– Use diary to identify exacerbating factors/triggers

– Exercise three times weekly for 45 minutes each time

Question 7: Which of the following medications are

implicated in causing medication overuse headache? (note- choose more than 1)


􀀹 Analgesics
􀀹 Caffeine
􀂉 Antiepileptics
􀀹 Triptans
􀀹 Opiates/narcotics/barbiturates

Question 8: Which of the following are true regarding the epidemiology of medication overuse headache?
􀂉 Prevalence of medication overuse headache is between 1 and 5%
􀂉 The most common cause of migraine-like and tension-type headache symptoms that occur on

15 days per month or more is medication overuse


􀂉 Medication overuse headache is defined as the total monthly use of all types of pain or

headache medications

􀂉 Medication overuse headache does not occur in children or adolescents
Case 3:

DM is a 35 yo female with complaints of pain in right face and temple which occur daily for 30-40 minutes. Typically the pain awakens her from sleep, but it may occur again in the afternoon. It is severe in intensity and she has lacrimation and photophobia on side of pain. It has been going on for 2 years in duration.

She denies aggravating factors and says that high dose of anti-inflammatory (12-16 tablets of ibuprofen daily) or Fioricet give her partial relief.

She has no other medical conditions, regular menses, negative history of surgeries or trauma and laboratory evaluations all normal.


Review of systems: negative

Physical exam normal with exception of minor conjunctival inflammation


Question 9: Which of the 2 following are possible diagnoses for this patient?

􀂉 Migraine


􀂉 Cluster headache
Tension headache
􀂉 Chronic paroxysmal hemicranias

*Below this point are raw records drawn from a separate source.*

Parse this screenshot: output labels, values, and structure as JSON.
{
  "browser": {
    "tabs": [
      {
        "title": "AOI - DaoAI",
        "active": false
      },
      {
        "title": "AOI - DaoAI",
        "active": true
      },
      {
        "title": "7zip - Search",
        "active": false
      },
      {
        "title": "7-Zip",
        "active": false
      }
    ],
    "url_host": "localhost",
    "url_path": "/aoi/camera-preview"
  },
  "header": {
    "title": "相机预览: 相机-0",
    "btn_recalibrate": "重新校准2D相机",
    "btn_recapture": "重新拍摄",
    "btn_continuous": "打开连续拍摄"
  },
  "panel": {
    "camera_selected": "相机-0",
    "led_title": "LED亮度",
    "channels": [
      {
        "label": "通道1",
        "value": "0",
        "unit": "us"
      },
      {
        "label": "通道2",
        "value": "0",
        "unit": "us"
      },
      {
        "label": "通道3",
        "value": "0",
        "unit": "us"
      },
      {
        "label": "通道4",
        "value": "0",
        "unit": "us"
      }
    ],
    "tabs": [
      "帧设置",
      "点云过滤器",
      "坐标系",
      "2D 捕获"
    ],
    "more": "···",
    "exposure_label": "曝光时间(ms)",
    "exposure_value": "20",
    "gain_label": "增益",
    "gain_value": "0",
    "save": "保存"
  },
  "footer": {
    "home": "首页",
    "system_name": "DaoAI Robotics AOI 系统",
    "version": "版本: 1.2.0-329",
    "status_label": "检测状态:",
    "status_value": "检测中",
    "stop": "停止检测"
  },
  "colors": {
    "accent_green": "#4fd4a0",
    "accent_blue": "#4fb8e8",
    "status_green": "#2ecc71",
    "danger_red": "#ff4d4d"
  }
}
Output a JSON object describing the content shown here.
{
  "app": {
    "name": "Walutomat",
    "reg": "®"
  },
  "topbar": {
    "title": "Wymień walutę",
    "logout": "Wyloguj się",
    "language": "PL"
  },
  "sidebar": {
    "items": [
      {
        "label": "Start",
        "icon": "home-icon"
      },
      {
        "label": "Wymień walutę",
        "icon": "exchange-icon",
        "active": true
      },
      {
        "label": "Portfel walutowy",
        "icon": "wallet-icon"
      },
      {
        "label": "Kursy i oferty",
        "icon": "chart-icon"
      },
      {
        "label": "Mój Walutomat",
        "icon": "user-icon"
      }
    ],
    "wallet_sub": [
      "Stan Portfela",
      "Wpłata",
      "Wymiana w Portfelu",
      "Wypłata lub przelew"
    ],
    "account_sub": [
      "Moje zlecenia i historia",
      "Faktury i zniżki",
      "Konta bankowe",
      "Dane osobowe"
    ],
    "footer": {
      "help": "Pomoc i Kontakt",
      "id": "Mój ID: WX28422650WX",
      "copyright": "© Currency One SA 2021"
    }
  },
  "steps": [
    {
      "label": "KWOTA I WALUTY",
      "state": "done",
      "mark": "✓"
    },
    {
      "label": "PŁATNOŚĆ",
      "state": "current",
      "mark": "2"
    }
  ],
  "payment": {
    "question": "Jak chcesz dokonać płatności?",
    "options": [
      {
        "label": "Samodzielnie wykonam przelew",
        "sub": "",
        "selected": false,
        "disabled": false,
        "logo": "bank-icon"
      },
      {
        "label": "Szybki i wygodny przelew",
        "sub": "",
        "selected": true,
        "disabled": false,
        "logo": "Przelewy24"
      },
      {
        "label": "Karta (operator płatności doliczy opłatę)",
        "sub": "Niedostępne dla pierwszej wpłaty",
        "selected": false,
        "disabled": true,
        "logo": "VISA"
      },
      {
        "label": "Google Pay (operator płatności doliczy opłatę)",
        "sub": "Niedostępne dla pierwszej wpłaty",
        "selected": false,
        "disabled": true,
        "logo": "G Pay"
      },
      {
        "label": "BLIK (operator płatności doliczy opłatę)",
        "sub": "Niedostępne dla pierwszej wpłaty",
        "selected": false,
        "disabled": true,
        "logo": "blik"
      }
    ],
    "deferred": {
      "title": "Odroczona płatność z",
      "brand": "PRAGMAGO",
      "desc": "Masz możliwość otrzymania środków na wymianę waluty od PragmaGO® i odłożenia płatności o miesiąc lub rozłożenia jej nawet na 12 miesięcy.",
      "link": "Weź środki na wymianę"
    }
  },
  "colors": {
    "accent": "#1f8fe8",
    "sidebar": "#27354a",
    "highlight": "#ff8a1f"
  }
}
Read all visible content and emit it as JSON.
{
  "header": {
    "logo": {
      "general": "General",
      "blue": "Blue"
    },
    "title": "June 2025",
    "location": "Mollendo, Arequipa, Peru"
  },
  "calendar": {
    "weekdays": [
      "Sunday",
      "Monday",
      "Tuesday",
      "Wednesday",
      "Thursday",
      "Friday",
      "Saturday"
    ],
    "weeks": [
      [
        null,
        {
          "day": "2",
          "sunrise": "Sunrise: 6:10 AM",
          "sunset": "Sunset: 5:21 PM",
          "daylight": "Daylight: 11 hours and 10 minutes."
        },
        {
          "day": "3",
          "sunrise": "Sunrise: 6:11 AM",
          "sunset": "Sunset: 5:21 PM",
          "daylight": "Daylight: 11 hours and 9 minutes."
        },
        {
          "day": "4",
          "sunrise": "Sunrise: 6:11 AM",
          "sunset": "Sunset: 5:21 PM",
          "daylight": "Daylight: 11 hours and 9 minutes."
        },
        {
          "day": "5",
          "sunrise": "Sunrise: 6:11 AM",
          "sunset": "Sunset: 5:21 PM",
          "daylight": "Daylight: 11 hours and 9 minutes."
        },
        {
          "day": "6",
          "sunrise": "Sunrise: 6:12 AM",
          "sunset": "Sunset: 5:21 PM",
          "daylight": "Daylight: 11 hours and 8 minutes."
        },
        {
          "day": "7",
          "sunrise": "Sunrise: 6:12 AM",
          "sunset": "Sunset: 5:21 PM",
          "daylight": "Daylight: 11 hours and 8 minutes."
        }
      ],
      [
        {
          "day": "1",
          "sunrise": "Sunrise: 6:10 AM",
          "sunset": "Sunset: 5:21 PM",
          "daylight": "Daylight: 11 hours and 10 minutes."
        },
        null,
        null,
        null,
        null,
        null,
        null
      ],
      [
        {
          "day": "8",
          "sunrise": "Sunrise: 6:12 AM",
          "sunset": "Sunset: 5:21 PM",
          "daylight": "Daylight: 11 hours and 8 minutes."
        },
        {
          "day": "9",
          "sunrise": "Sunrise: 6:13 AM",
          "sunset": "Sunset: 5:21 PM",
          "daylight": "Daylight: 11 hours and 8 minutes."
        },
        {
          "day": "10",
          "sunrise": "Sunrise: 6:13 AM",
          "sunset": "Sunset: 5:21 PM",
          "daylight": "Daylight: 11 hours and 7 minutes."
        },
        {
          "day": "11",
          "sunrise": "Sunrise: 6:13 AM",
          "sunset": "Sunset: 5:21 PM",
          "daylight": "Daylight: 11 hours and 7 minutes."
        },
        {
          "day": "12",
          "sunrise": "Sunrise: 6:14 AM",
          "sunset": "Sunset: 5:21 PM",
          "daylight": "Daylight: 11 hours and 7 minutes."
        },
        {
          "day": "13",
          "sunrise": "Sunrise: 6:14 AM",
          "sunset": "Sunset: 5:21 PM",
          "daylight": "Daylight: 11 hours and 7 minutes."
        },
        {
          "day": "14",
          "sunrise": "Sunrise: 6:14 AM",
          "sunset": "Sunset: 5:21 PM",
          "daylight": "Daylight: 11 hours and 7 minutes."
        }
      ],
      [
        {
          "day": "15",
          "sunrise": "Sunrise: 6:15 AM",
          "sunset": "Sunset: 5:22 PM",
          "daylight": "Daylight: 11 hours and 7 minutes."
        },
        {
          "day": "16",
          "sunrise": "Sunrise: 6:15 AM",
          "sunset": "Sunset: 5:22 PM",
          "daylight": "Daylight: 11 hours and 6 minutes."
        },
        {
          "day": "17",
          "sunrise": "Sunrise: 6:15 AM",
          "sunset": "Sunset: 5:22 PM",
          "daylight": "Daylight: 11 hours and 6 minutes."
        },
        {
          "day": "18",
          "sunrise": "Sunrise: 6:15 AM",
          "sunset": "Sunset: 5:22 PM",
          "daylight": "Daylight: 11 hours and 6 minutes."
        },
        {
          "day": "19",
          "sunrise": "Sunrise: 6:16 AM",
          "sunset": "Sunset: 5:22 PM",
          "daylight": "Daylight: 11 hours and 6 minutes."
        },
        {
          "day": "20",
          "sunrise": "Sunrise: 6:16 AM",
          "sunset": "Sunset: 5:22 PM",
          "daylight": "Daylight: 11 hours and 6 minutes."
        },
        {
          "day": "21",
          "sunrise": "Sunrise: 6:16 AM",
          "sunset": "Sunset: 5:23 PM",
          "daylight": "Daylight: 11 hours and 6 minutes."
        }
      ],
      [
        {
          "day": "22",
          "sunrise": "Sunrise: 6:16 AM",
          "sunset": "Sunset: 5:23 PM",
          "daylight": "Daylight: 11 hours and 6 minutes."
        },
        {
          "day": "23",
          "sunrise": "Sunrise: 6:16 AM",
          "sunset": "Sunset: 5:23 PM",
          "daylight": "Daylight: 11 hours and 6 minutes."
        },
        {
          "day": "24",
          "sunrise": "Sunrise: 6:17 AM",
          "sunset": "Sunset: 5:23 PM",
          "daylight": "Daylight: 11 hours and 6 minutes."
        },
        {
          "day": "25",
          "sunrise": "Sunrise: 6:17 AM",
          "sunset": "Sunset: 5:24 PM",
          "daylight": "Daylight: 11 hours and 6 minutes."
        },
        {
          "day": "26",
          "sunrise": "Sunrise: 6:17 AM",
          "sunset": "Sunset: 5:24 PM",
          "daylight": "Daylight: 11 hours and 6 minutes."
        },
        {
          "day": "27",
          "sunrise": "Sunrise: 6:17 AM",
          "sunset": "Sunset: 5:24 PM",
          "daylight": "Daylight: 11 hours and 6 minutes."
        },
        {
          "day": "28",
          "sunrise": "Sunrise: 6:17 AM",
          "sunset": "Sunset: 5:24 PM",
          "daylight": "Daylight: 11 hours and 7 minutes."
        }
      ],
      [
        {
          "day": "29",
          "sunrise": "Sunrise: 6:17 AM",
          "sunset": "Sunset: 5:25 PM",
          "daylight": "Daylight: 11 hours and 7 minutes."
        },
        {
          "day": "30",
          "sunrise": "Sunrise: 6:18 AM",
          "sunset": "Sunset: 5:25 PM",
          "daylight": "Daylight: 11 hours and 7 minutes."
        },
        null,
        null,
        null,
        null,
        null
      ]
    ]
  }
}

Question 10: Which treatment is effective in chronic paroxysmal hemicrania?
􀂉 indomethacin
􀂉 ibuprofen
􀂉 topiramate
􀂉 sumatriptan

Question 11: Which treatments are effective for aborting a cluster headache?
􀂉 oxygen inhalation (8-10 L/min 100% oxygen)
􀂉 indomethacin
􀂉 valproic acid
oral steroids

sumatriptan SQ



Question 12: Which treatments are effective for preventing cluster headache?

verapamil

valproic acid

Amitryptiline



Lithium carbonate


Share with your friends:


The database is protected by copyright ©dentisty.org 2019
send message

    Main page